[[ DATA EXTRACTS, beginning ]]

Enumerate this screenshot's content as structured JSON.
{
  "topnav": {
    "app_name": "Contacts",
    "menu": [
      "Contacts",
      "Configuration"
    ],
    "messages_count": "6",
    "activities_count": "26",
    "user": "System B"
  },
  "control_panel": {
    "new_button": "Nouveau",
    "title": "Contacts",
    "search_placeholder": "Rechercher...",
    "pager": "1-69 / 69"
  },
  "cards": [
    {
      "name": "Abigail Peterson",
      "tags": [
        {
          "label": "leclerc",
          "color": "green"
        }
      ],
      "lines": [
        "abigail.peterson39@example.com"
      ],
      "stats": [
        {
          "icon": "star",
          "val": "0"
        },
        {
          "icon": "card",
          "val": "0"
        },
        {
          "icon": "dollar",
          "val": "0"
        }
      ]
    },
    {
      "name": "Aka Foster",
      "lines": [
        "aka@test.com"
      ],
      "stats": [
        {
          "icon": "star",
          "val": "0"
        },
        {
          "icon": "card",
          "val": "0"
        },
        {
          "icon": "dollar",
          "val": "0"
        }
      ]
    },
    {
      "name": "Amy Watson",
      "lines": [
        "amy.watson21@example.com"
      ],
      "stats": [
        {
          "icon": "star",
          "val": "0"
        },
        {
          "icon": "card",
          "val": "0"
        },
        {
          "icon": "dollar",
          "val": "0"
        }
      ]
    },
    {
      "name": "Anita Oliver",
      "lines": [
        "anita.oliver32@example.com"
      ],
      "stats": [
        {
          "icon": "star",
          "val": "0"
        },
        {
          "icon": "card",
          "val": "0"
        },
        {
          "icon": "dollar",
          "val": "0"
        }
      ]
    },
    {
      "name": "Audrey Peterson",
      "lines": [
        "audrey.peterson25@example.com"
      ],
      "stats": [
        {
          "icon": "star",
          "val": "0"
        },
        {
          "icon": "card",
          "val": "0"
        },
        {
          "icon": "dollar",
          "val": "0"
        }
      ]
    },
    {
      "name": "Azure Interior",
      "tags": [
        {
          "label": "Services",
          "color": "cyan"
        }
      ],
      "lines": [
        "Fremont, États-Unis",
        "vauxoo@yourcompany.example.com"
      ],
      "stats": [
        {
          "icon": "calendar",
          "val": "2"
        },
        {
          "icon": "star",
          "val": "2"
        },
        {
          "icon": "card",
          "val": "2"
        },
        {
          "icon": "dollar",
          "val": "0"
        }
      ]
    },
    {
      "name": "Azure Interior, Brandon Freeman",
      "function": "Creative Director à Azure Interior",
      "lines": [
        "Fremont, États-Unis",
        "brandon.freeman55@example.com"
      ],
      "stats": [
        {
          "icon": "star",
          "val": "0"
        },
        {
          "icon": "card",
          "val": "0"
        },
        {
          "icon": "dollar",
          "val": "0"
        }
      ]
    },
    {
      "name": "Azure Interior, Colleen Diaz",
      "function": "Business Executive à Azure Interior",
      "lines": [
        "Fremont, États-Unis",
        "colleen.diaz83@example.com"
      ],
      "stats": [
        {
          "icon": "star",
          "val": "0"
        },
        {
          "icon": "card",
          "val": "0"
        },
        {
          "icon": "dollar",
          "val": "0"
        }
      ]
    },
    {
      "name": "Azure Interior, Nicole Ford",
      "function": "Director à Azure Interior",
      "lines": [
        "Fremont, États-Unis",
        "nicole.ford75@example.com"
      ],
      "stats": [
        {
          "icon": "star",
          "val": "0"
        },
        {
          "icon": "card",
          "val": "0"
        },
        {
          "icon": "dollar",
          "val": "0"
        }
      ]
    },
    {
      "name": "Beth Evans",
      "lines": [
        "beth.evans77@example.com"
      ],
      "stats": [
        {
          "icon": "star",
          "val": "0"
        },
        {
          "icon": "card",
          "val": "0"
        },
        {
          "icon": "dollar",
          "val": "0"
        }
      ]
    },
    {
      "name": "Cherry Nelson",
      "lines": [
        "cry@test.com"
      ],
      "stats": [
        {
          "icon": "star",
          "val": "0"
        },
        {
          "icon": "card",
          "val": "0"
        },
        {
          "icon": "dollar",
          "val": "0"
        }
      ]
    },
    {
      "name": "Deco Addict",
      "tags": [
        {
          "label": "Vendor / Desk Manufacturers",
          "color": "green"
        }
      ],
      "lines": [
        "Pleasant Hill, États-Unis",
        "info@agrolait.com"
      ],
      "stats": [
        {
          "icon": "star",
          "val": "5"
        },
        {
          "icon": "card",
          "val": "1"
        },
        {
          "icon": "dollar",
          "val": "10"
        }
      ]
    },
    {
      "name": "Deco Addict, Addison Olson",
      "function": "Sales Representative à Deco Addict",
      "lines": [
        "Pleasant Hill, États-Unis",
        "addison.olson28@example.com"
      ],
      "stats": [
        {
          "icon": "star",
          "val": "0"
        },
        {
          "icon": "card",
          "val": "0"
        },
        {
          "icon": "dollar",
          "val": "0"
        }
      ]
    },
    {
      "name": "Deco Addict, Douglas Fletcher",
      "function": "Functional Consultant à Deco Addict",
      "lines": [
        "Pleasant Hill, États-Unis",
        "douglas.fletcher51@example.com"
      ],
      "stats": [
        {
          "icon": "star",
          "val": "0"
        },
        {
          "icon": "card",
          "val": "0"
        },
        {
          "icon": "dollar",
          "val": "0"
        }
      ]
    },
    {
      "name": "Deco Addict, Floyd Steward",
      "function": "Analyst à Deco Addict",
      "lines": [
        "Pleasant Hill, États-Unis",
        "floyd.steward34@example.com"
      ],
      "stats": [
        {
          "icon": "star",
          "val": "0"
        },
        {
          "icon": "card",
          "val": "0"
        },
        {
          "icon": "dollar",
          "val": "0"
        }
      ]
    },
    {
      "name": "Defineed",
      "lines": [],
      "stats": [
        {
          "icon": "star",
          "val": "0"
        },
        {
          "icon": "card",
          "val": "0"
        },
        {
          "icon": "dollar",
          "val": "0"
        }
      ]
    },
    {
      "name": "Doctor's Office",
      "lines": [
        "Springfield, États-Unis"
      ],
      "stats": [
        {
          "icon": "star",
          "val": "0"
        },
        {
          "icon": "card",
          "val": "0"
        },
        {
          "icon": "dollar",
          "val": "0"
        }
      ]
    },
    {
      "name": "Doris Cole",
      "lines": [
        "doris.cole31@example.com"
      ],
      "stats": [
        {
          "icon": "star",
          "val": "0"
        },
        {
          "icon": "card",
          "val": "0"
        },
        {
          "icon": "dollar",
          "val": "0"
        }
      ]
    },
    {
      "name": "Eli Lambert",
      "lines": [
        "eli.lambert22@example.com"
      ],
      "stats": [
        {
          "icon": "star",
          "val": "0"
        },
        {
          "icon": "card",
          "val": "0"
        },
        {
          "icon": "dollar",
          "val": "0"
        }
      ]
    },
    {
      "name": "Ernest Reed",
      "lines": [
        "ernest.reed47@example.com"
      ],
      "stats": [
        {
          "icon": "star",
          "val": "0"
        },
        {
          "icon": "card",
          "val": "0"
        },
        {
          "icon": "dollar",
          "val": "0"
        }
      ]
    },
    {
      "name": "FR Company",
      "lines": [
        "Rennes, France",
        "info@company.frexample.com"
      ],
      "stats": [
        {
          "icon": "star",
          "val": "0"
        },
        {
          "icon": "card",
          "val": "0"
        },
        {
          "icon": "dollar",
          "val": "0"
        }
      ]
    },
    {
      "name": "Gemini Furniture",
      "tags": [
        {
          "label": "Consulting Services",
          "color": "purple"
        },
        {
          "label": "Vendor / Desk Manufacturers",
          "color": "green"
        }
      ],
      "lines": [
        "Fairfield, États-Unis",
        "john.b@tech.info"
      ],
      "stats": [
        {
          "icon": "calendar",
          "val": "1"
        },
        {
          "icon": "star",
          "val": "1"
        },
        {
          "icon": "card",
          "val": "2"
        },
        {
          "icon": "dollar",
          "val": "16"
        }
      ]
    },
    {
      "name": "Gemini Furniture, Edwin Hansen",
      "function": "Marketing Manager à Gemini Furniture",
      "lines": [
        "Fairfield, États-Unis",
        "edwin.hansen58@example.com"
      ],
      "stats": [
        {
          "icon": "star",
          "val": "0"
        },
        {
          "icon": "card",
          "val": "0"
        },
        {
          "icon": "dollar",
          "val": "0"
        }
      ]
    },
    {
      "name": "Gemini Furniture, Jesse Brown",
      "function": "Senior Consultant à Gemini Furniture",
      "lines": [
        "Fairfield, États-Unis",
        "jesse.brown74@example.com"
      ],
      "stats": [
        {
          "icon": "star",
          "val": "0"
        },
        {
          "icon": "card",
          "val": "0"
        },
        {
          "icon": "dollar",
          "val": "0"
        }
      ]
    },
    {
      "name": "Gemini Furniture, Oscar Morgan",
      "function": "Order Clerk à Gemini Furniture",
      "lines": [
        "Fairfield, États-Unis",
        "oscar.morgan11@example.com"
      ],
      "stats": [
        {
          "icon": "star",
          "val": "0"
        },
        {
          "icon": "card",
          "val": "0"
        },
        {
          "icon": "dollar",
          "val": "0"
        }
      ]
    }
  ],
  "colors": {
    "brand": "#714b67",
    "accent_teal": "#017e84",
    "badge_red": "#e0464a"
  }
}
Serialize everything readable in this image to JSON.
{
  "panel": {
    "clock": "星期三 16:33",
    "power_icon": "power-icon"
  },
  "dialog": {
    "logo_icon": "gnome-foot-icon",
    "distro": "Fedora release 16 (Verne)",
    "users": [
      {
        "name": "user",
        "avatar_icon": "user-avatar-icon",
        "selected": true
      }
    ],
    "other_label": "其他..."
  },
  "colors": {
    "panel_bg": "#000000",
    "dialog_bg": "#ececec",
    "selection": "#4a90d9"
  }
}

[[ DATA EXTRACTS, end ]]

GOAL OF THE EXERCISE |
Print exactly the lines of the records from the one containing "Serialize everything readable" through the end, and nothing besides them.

EXERCISE OUTPUT |
Serialize everything readable in this image to JSON.
{
  "panel": {
    "clock": "星期三 16:33",
    "power_icon": "power-icon"
  },
  "dialog": {
    "logo_icon": "gnome-foot-icon",
    "distro": "Fedora release 16 (Verne)",
    "users": [
      {
        "name": "user",
        "avatar_icon": "user-avatar-icon",
        "selected": true
      }
    ],
    "other_label": "其他..."
  },
  "colors": {
    "panel_bg": "#000000",
    "dialog_bg": "#ececec",
    "selection": "#4a90d9"
  }
}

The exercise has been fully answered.